Eskom starts construction of battery energy storage facility

Staff Writer
By Staff Writer, ITWeb
Johannesburg, 09 Dec 2022

Eskom has begun the construction of its much-anticipated energy storage facility under its Battery Energy Storage System (BESS) project.

The power utility, in partnership with South Korean firm Hyosung Heavy Industries. yesterday held a ceremony to mark the beginning of construction of the site in KwaZulu-Natal.

BESS solutions are an enabler to supply backup power to those who want to make greater use of renewable energy.

In a statement, Eskom says construction of the facility will take between seven and 12 months, and the batteries on the site will be charged from the main grid via Eskom’s Elandskop substation.

The facility will have a capacity of 8MW, equivalent to 32MWh of distributed electricity, enough to power a town such as Howick for four hours, says the power utility.

The project cost has been pegged at approximately R11 billion, and is being funded through concessional loans from the World Bank, African Development Bank and the New Development Bank.

According to Eskom, the procurement process for this project has been set out by funders and the utility is in compliance with it and internal governance.

The move comes as businesses buckle under the pressure of the ever-increasing frequency of load-shedding. Eskom load-shedding this week again reached stage six.

“This [the facility] is a direct response to the urgent need to address South Africa’s long-running electricity crisis by adding more generation capacity to the grid, and also to strengthen the grid by adding more storage and transforming capacity,” says André de Ruyter, Eskom Group CEO.

“The beginning of the construction of the Elandskop [KwaZulu-Natal] BESS is a positive development in our efforts to alleviate the pressure on the national electricity grid.”

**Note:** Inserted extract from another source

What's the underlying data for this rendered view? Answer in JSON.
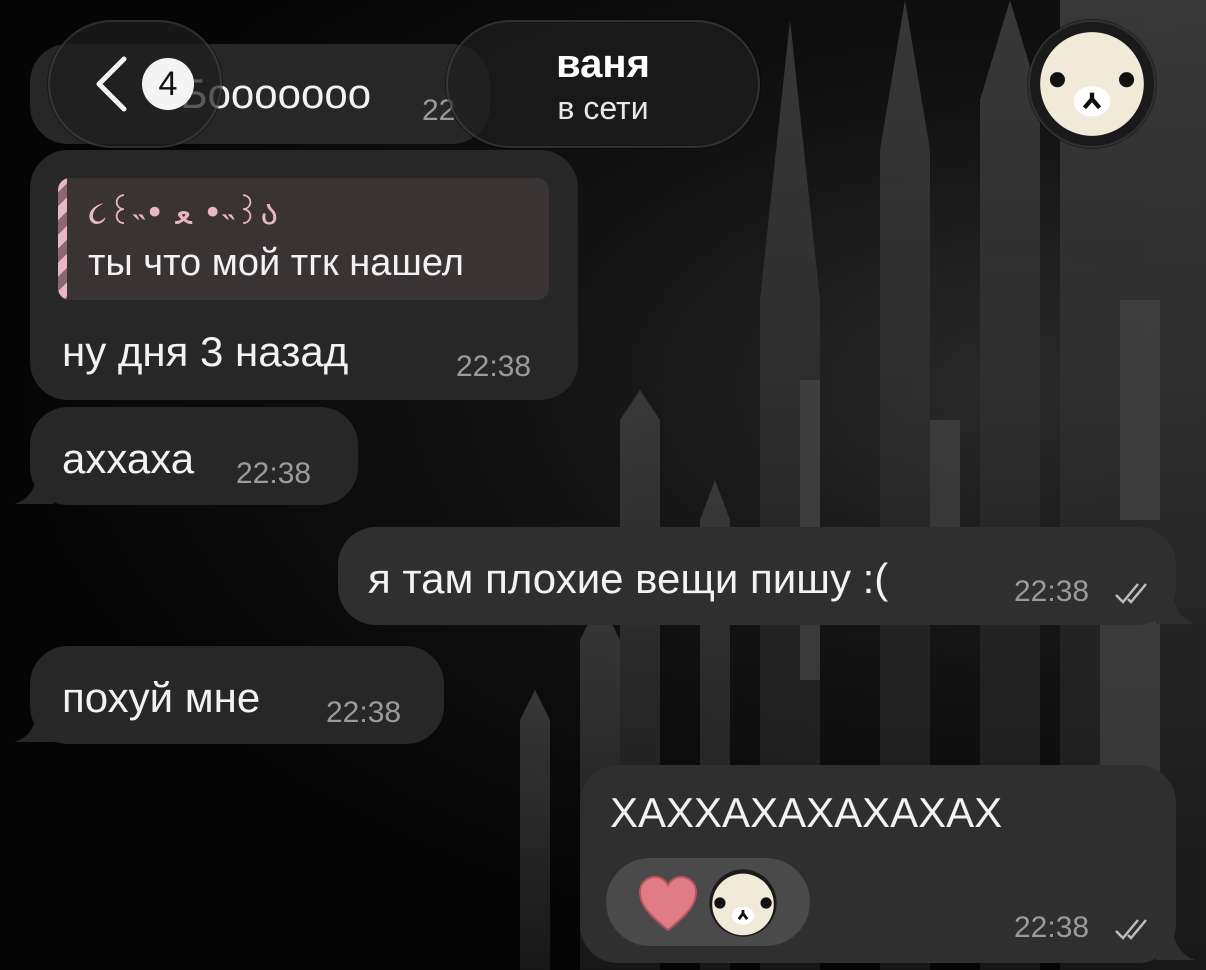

Eskom notes the Elandskop construction is part of phase one of the BESS project, which includes the installation of approximately 199MW additional capacity, with 833MWh storage of distributed battery storage plants at eight Eskom distribution substation sites throughout the country.

Phase two of the project includes the installation of a further 144MW of storage capacity, equivalent to 616MWh at four Eskom distribution sites and one transmission site. The solar PV capacity in this phase will be 58MW.

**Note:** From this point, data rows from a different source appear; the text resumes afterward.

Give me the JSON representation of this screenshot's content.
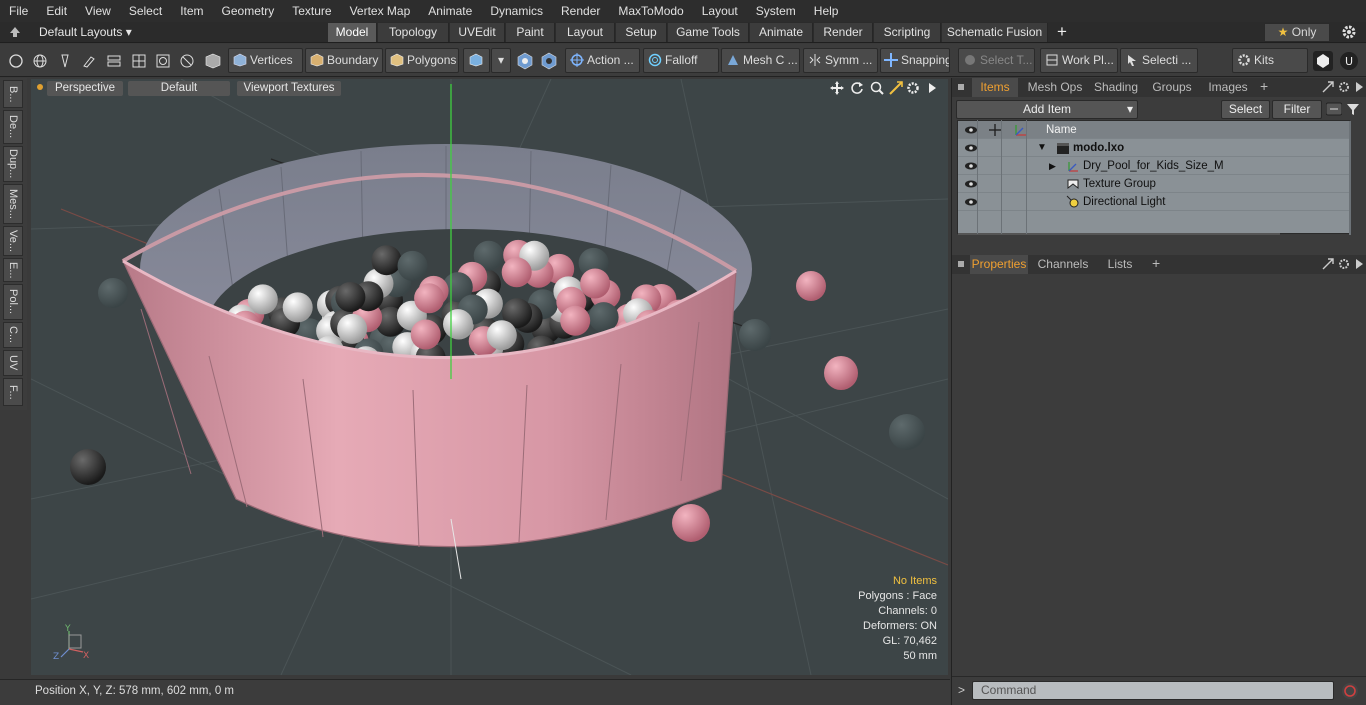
{
  "menu": [
    "File",
    "Edit",
    "View",
    "Select",
    "Item",
    "Geometry",
    "Texture",
    "Vertex Map",
    "Animate",
    "Dynamics",
    "Render",
    "MaxToModo",
    "Layout",
    "System",
    "Help"
  ],
  "layouts": {
    "label": "Default Layouts"
  },
  "layout_tabs": [
    "Model",
    "Topology",
    "UVEdit",
    "Paint",
    "Layout",
    "Setup",
    "Game Tools",
    "Animate",
    "Render",
    "Scripting",
    "Schematic Fusion"
  ],
  "only_label": "Only",
  "toolbar": {
    "vertices": "Vertices",
    "boundary": "Boundary",
    "polygons": "Polygons",
    "action": "Action ...",
    "falloff": "Falloff",
    "mesh": "Mesh C ...",
    "symm": "Symm ...",
    "snapping": "Snapping",
    "select_t": "Select T...",
    "work_pl": "Work Pl...",
    "selecti": "Selecti ...",
    "kits": "Kits"
  },
  "left_tabs": [
    "B...",
    "De...",
    "Dup...",
    "Mes...",
    "Ve...",
    "E...",
    "Pol...",
    "C...",
    "UV",
    "F..."
  ],
  "viewport": {
    "perspective": "Perspective",
    "default": "Default",
    "textures": "Viewport Textures",
    "hud": {
      "no_items": "No Items",
      "polygons": "Polygons : Face",
      "channels": "Channels: 0",
      "deformers": "Deformers: ON",
      "gl": "GL: 70,462",
      "scale": "50 mm"
    }
  },
  "status": {
    "position": "Position X, Y, Z:   578 mm, 602 mm, 0 m"
  },
  "items_panel": {
    "tabs": [
      "Items",
      "Mesh Ops",
      "Shading",
      "Groups",
      "Images"
    ],
    "add_item": "Add Item",
    "select": "Select",
    "filter": "Filter",
    "name_col": "Name",
    "rows": [
      {
        "label": "modo.lxo"
      },
      {
        "label": "Dry_Pool_for_Kids_Size_M"
      },
      {
        "label": "Texture Group"
      },
      {
        "label": "Directional Light"
      }
    ]
  },
  "props_panel": {
    "tabs": [
      "Properties",
      "Channels",
      "Lists"
    ]
  },
  "command": {
    "placeholder": "Command"
  },
  "colors": {
    "accent": "#f0a030",
    "pink": "#d48a98",
    "viewport_bg": "#3d4547"
  }
}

All phase one sites are planned to be commissioned by 30 June 2023 and phase two by December 2024.

Overall, Eskom says the BESS project will utilise large-scale utility batteries with the capacity of 1 440MWh per day and a 60MW PV capacity, and it will be one of the largest BESS projects to be developed and implemented in South Africa.

Velaphi Ntuli, Eskom general manager: distribution, operations enablement, comments: “Eskom has identified distributed storage as an alternative to support renewable energy expansion in South Africa and we have taken the necessary steps to ensure the successful implementation of the BESS project.”